Could you give the records below again exactly, without the pictures?

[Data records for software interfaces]
|---|

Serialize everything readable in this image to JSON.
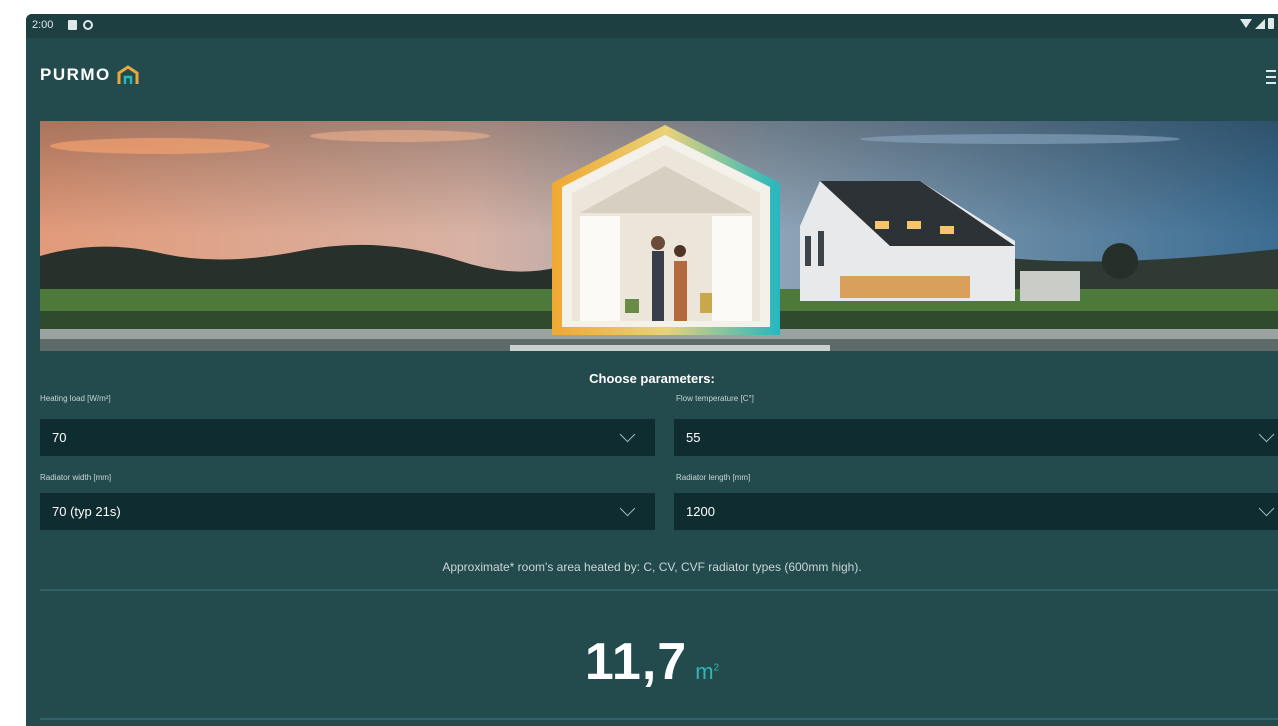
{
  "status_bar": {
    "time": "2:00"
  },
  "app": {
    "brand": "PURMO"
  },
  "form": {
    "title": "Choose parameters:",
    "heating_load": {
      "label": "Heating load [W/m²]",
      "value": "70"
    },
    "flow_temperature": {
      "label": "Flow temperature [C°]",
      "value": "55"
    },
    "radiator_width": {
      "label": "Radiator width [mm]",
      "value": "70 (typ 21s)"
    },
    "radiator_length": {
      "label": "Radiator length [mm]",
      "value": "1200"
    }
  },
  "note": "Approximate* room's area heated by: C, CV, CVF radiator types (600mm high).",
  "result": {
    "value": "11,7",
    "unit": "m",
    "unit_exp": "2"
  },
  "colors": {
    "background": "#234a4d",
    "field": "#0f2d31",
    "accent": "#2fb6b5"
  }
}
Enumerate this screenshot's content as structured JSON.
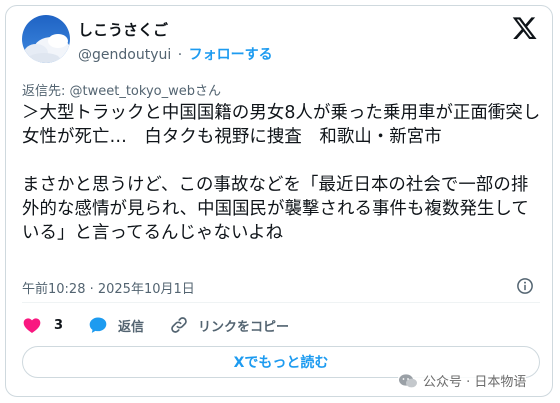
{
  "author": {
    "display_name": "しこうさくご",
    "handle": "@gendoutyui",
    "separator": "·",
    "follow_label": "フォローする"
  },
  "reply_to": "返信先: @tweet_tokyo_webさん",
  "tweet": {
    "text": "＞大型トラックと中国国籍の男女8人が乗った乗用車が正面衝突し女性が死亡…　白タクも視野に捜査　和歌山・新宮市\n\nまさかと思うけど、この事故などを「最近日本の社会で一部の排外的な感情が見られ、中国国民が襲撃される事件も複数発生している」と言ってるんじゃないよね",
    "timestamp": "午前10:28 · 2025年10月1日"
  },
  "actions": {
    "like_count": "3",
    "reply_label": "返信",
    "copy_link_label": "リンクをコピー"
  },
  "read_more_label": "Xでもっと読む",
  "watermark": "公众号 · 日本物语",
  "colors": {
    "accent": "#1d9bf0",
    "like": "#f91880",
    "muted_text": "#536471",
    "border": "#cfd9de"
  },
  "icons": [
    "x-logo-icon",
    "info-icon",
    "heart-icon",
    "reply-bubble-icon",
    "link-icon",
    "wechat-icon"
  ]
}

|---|

OUTPUT FOR THIS EXERCISE:
Serialize everything readable in this image to JSON.
{
  "status_bar": {
    "time": "2:00"
  },
  "app": {
    "brand": "PURMO"
  },
  "form": {
    "title": "Choose parameters:",
    "heating_load": {
      "label": "Heating load [W/m²]",
      "value": "70"
    },
    "flow_temperature": {
      "label": "Flow temperature [C°]",
      "value": "55"
    },
    "radiator_width": {
      "label": "Radiator width [mm]",
      "value": "70 (typ 21s)"
    },
    "radiator_length": {
      "label": "Radiator length [mm]",
      "value": "1200"
    }
  },
  "note": "Approximate* room's area heated by: C, CV, CVF radiator types (600mm high).",
  "result": {
    "value": "11,7",
    "unit": "m",
    "unit_exp": "2"
  },
  "colors": {
    "background": "#234a4d",
    "field": "#0f2d31",
    "accent": "#2fb6b5"
  }
}
Enumerate this screenshot's content as structured JSON.
{
  "author": {
    "display_name": "しこうさくご",
    "handle": "@gendoutyui",
    "separator": "·",
    "follow_label": "フォローする"
  },
  "reply_to": "返信先: @tweet_tokyo_webさん",
  "tweet": {
    "text": "＞大型トラックと中国国籍の男女8人が乗った乗用車が正面衝突し女性が死亡…　白タクも視野に捜査　和歌山・新宮市\n\nまさかと思うけど、この事故などを「最近日本の社会で一部の排外的な感情が見られ、中国国民が襲撃される事件も複数発生している」と言ってるんじゃないよね",
    "timestamp": "午前10:28 · 2025年10月1日"
  },
  "actions": {
    "like_count": "3",
    "reply_label": "返信",
    "copy_link_label": "リンクをコピー"
  },
  "read_more_label": "Xでもっと読む",
  "watermark": "公众号 · 日本物语",
  "colors": {
    "accent": "#1d9bf0",
    "like": "#f91880",
    "muted_text": "#536471",
    "border": "#cfd9de"
  },
  "icons": [
    "x-logo-icon",
    "info-icon",
    "heart-icon",
    "reply-bubble-icon",
    "link-icon",
    "wechat-icon"
  ]
}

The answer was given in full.